The truth is that you can run a VMS on a $100 hardware platform (excluding storage). Yet, if you are keeping up on the latest news, it seems that you that you need a $3000 monster PC with a high-end GPU to drive it. In the grand scheme of things (cost of cameras, cabling and VMS licenses) the $2900 dollar difference is peanuts, but it bothers me nonetheless. It bothers me because it suggests a piss-poor use of the available resources.
As I have stated quite a few times, the best way to detect motion is to use a PIR sensor, but if you insist on doing any sort of image analysis the best way to do it is on the camera. The camera has access to the uncompressed frame in it’s most optimal format, and it brings its own CPU resources to the party. If you move the motion detection to the camera, then your $100 platform will never have to decode a single video frame, and can focus on what the VMS should be doing: reading, storing and relaying data.

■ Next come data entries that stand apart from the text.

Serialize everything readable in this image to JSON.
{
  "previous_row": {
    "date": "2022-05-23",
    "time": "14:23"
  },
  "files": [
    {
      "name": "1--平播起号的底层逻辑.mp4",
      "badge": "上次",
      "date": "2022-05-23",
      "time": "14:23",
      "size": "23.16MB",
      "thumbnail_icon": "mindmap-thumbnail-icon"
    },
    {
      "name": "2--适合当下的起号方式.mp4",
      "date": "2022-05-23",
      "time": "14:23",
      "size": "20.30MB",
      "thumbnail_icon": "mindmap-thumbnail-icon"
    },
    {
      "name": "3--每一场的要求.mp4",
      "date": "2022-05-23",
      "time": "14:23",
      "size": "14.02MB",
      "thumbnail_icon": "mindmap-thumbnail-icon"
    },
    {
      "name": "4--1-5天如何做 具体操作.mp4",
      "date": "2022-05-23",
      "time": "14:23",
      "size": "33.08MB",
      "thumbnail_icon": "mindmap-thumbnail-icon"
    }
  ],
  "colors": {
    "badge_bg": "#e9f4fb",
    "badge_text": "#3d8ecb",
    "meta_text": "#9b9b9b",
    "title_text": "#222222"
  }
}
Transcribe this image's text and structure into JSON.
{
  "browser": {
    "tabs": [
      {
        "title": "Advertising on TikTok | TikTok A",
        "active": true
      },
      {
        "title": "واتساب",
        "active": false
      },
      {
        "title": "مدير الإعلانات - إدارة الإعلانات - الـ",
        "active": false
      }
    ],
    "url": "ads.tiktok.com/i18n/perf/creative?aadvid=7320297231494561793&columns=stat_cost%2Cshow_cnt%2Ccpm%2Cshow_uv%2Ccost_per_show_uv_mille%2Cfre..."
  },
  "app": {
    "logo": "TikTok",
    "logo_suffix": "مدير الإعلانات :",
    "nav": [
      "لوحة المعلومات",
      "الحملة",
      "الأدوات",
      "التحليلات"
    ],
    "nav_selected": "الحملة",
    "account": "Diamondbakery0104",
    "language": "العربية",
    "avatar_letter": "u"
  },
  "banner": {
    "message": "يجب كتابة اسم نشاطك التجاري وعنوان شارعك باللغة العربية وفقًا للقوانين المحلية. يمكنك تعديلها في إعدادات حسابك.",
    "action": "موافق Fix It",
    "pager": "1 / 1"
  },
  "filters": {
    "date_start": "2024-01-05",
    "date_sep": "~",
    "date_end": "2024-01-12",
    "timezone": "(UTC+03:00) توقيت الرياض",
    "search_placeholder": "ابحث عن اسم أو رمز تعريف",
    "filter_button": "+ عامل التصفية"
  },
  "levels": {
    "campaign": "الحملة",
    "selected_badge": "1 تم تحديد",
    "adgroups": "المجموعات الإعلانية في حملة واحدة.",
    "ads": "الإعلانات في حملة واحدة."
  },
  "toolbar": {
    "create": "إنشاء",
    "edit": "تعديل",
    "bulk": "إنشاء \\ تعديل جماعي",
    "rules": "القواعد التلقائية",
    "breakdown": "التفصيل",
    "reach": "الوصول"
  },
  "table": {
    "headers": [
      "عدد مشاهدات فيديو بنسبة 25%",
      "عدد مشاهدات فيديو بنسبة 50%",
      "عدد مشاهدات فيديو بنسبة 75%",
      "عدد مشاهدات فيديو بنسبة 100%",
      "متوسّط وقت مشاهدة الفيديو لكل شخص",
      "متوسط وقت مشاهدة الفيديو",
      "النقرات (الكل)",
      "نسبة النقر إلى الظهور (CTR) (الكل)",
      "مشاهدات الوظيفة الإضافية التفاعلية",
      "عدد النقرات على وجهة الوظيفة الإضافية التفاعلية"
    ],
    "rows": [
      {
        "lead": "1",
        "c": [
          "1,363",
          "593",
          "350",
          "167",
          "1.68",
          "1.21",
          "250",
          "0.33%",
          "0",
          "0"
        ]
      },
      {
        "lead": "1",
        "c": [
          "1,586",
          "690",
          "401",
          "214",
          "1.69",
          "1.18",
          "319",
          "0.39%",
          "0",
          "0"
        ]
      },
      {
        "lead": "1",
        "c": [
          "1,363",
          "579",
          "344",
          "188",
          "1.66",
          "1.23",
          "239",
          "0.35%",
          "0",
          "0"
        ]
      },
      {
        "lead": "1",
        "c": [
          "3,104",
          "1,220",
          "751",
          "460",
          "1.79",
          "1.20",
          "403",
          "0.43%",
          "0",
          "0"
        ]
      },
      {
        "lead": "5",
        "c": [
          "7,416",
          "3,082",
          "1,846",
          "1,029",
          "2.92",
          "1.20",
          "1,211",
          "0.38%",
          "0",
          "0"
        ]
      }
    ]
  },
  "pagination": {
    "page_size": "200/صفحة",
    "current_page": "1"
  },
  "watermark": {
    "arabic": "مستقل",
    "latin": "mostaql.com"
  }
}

In contrast, you can let the camera throw away a whole bunch of information as it compresses the frame. Then send the frame across the network (dropping a few packets for good measure) to a PC that is sweating bullets as it must now decompress each and every frame since MPEG formats are all or (almost) nothing formats, there is no “decode every 4th frame” option here. The decompressed frame now contains compression artifacts which contribute to making accurate analysis difficult. The transmission of the frames across the network can also lead to the frames not arriving at a steady pace, which causes other problems for video analytics engines.
VMS vendors now say they have a “solution” to the PC getting crushed under the insane workload required to do any sort of meaningful video analysis. Move everything to a GPU they say – and it’s kinda true. If you bring up the task manager in windows, your CPU utilization will now be lower, but crank up GPU-z and you (should) see the GPU buckling under the load. One might ask if it would not have been cheaper to get a $350 octa-core Ryzen CPU instead of a $500 GPU
Some will say that if the integrator has to spend 2 days setting up the cameras using edge detection, it might be cheaper if they just spring for the super PC and do everything on that. This assumes that the setup can actually be done quicker than when setting it up on a camera. I’d wager that a lot of motion detection systems are not really necessary, and in other cases, the VMS motion detection is simply not as good as the edge-based detection, which in some tragic instances completely invalidate the system and renders it worthless as people and objects magically teleport from one frame to the next.